Bridge Insights

Are you Hurting your Odds of Hearing Back?

Nov 26, 2019

Applying to jobs is a frustrating and tedious process.

Wading through a sea of open positions and trying to determine which ones to apply to can be overwhelming and confusing.  With every nitpicky applicant profile and arduous reference request submitted, that “Quick Apply” button on job boards becomes more and more enticing.

Applying to jobs is, after all, a numbers game. And prospective employers can’t consider you if they don’t know you’re interested. What’s the harm in casting a wide net? You can always decline a job if a company calls you back and it’s something you don’t want.

[blockquotes]What a lot of job seekers don’t realize is that applying to the same job multiple times is the fast track to sending your resume to the bottom of the pile. [/blockquotes]

But what you may not realize about the “spray and pray” approach to job applications is that just like you, companies are trying to maximize their positions’ exposure. Often times, companies will post their open positions through several different outlets. Depending on the job board, it’s not always clear these are the same company or position.

What a lot of job seekers don’t realize is that applying to the same job multiple times is the fast track to sending your resume to the bottom of the pile.

There are a couple different ways this might happen, but the most common way is when businesses mask their name, location, or use a third party to supplement their hiring efforts. The reason for this confidentiality can vary, but here are a few ways double submissions can happen and why it’s important to keep an eye out for sister job postings:

  • You applied to a position with a company directly through their website, and a few days later, you apply through a recruiter for the same position because you didn’t hear anything back.
  • You went through the recruiter first, and as part of your research on the company and the open position, you decide to apply to the position yourself and instruct the recruiter to submit your information as well.
  • You use multiple staffing agencies to submit your resume for the same position.

In any one of these scenarios, you can greatly hurt your odds of being considered for the role.

At best, multiple applications to the same job send the message you are disorganized or don’t have an eye for detail. At worst, your integrity comes into question.

On top of that, if you were instructed not to reapply and you do anyway, that is a huge red flag to prospective employers that you are not able to follow directions, or you have poor listening skills.

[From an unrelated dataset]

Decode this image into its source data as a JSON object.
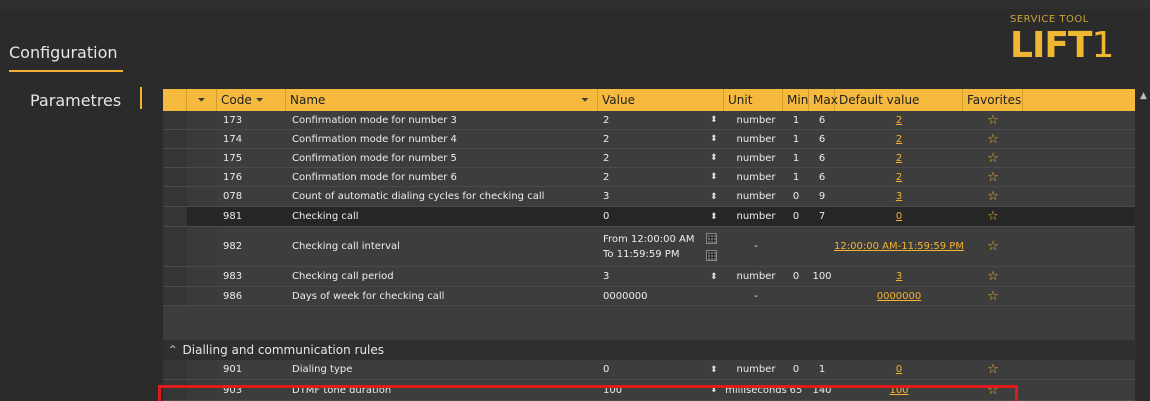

Over the years, we have seen candidates who applied multiple times to a job be removed from the hiring process. And the reasons above were the justifications used to move forward with other applicants.

You may think applying to a position multiple times gives you a leg-up in your job hunt, but in reality, it puts you at a disadvantage.

[blockquotes color=”highlight” logo=”yes”]Looking for Open Positions?

The Takeaway

Our best advice is to be honest, communicate, and don’t lower your job standards! If you are working with a recruiter, tell them about the jobs you have already applied to. If it is one of their clients, they may be able to find out if your application is still being considered or if you have been passed on. Depending on the relationship between recruiter and hiring manager, your recruiter could possibly even get your application bumped to the top of the shortlist.

It’s perfectly fine to supplement your job search with multiple staffing agencies. If you choose this route, make sure you are working with firms you trust. If you tell a staffing agency you’ve applied to a position through other means, be sure you can trust they won’t submit you to the position again so they can hit their personal submission quotas for the week.

Similarly, if you have multiple recruiters approaching you about the same position, you will have to choose which one to apply through. Don’t be afraid to quiz your recruiter on their relationship with the company/hiring manager, as well as how much they know about the position. Having someone on your side who can successfully advocate for you can go a long way in getting your application noticed.

Alternatively, if this is your first time working with a recruiter, and they approach you about a position, trust the process! Reputable recruiting firms have been working with their clients for a long time, and wouldn’t have been able to sustain that relationship if they weren’t presenting applicants’ information in the best way possible.

[blockquotes color=”highlight” logo=”yes”]Looking for Open Positions?